Grob Gallery is pleased to announce our upcoming Exhibition, Sieff + Haskins which will feature Jeanloup Sieff (1933-2000) & Sam Haskins (1926-2009) both have pioneered fine art photography and one could argue are the second generation of the founding fathers/mothers of fine art photography.
Boths photographers charm comes from a sense of leaving the scene to naturally occur, rather than being painstakingly planned. Maybe this is what fine art photography is truly, pushing the limits of chance, embracing a vague vision but letting it flow into its own direction. In separate interviews both artists talk of old shoots, as spontaneous adventures usually involving just themselves and the model, which explains the sense we feel as we look at these vintage works, intimate, honest, and above everything else real.
For Sieff photography was a passion from an early age, he received his first camera at 14 and was working with Elle by the age of 20. By the end of his life he had worked with nearly every major fashion brand. (Vogue, Harper’s Bazaar, Paris Match, Elle, etc) Fashion photography enabled him to show his creative side, referencing classical paintings and using iconic forms of the human body to express an elegance. Like Haskins, the 60s for Sieff where an eventful time, where he found his creative voice and started exhibiting as an artist and transcending beyond the title ‘ fashion photographer’ His use of the wide angle lens as well as his careful selection of the surroundings create a scene as a film maker would, developing these dreamy transparent moods which take us down a calm river of tone.

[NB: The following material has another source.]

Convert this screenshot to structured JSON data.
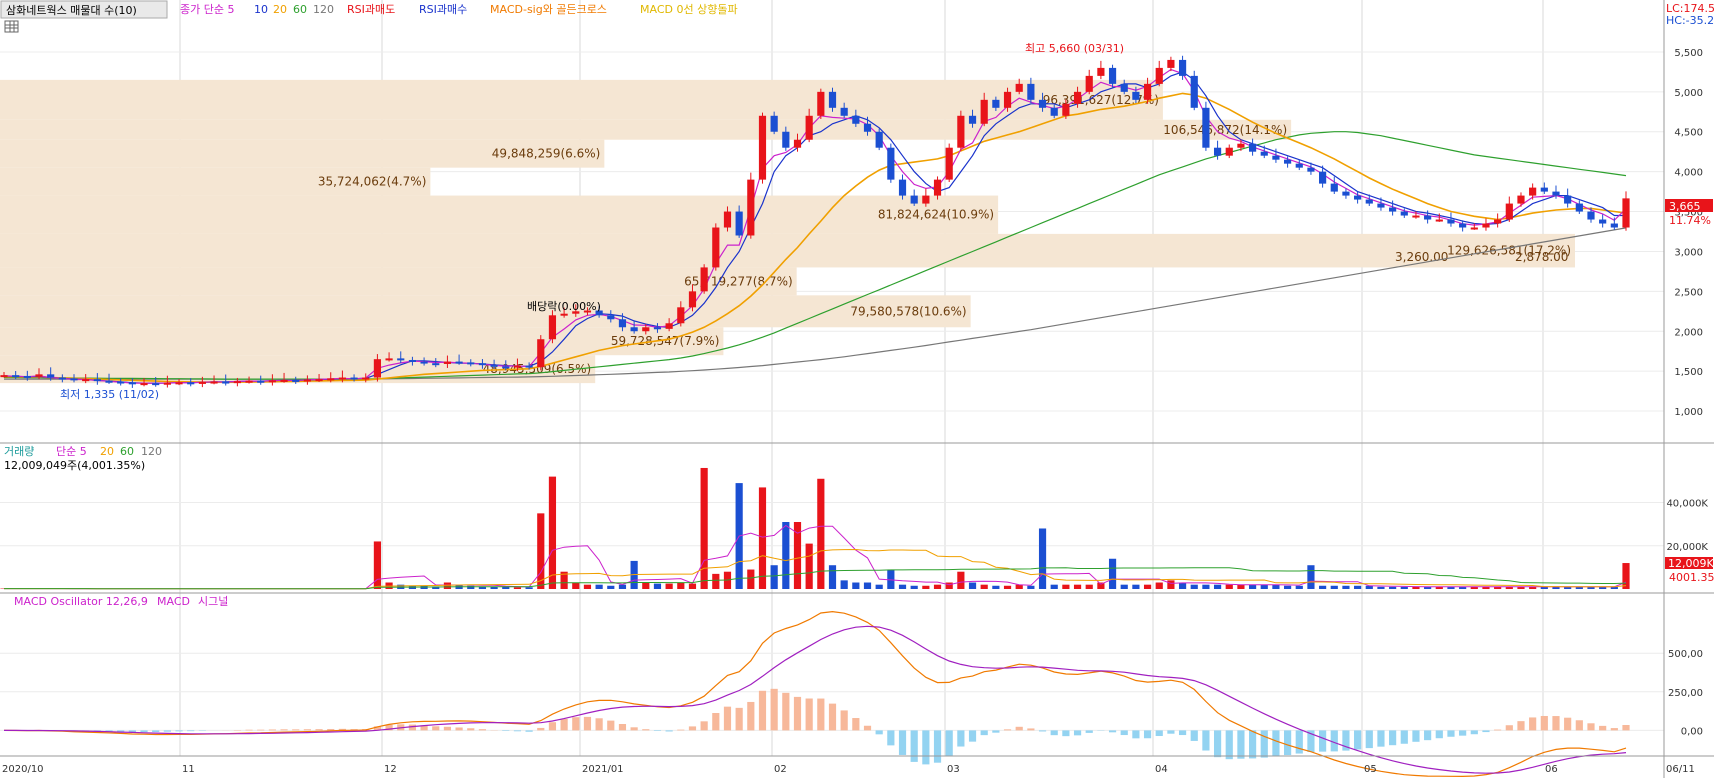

“I have been searching for time past all my life.”
Haskins took a different direction into the photography world, both men had a similar eye but both have their own unique charm. Haskins found his artistic voice with the production of ‘Five Girls’ (1962) a first of its kind. Haskins’s photobook turned a page on the expression of photography by creating photographic narrative-based stories. His most famous photo story is ‘Cowboy Kate’ 1964 which at the time was seen by all. A truly spectacular contribution to society at the time, by breaking the conventional idea around nudity and removing sexual context by being nonchalant and by giving her a story. Cowboy Kate won the Prix Nadar in the year of its publication, 1964 and was then included in the ICP NY show 'The Open Book: A History of the photographic Book from 1978 to the Present' in 200. Both of which are now high accolades for what is now regarded as a Legendary book. Our favourite work which will be on show are the ‘November Girls’ which show us his true expertise in the darkroom, playing with light and shadow with ease. Accompanying nature and form, again removing the sexualized nature of nudity and pushing it into a realm of its own. Fine art at its greatest.